Many people across the United States decided to redistribute money that they received through coronavirus stimulus payments to different organizations and ones in need. Aid package that is referred to as "stimulus" for some people is actually more of an "income support program" for others.
NBC reported Gionni Pounce and her husband received $2,400 that they were not expecting and do not need it. She said they have a secure job that allowed them to work from home. "We don't have any major problems making our ends meet," she added. Ponce who is a fiction writer and her husband decided to donate half of their stimulus checks to different organizations. She decided to contribute to We Need Diverse Books, the Queer Writers of Color Relief Fund and Lambda Literary.

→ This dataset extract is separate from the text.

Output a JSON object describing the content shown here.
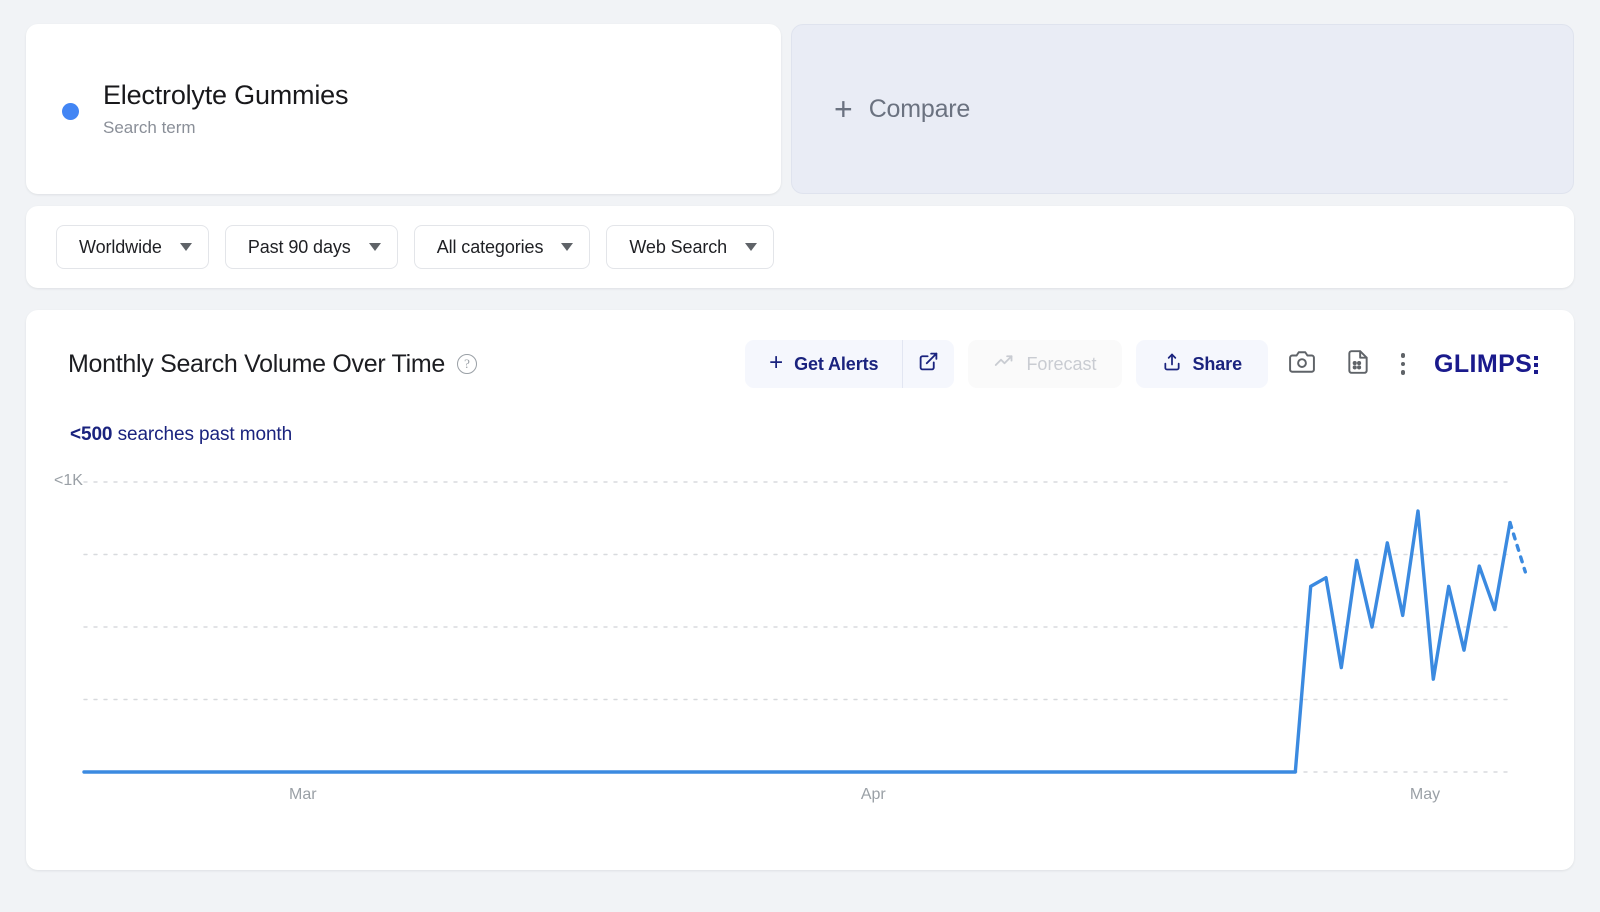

The group called Resource Generation is conducting #ShareMyCheck campaign that represents how and where people are donating their stimulus checks. The group believes that a lot of people do not need stimulus check for economic survival. "Pledging to redistribute this check to poor and working-class led social justice communities and organizations is one way we can support economic and racial justice right now," read their tweet on April 8.
Others who donated stimulus checks
Sari Kamin who works as a public program manager at Museum of Food and Drink in New York says it is very difficult to read stories about people who are not receiving regular paychecks as they lost their jobs. She donated her entire stimulus check to five different organizations and the museum she works in.
Dena Smith from Seneca, South Carolina sent $500 checks to two of her friends. One friend is a waiter at Charleston who is not able to work as restaurants are restricted to operate during the outbreak. Another friend has a business of home repairs who is not getting any work during the pandemic.
Finance and economic experts say households that are financially well-positioned and want to help those in need can do charity to local food banks or groups who are battling against the pandemic like CDC Foundation. Greg McBride, the chief financial analyst for Bankrate.com, said if consumers are working and their needs are still being met, it is the right time they should invest this money in their emergency saving account if they don't have one.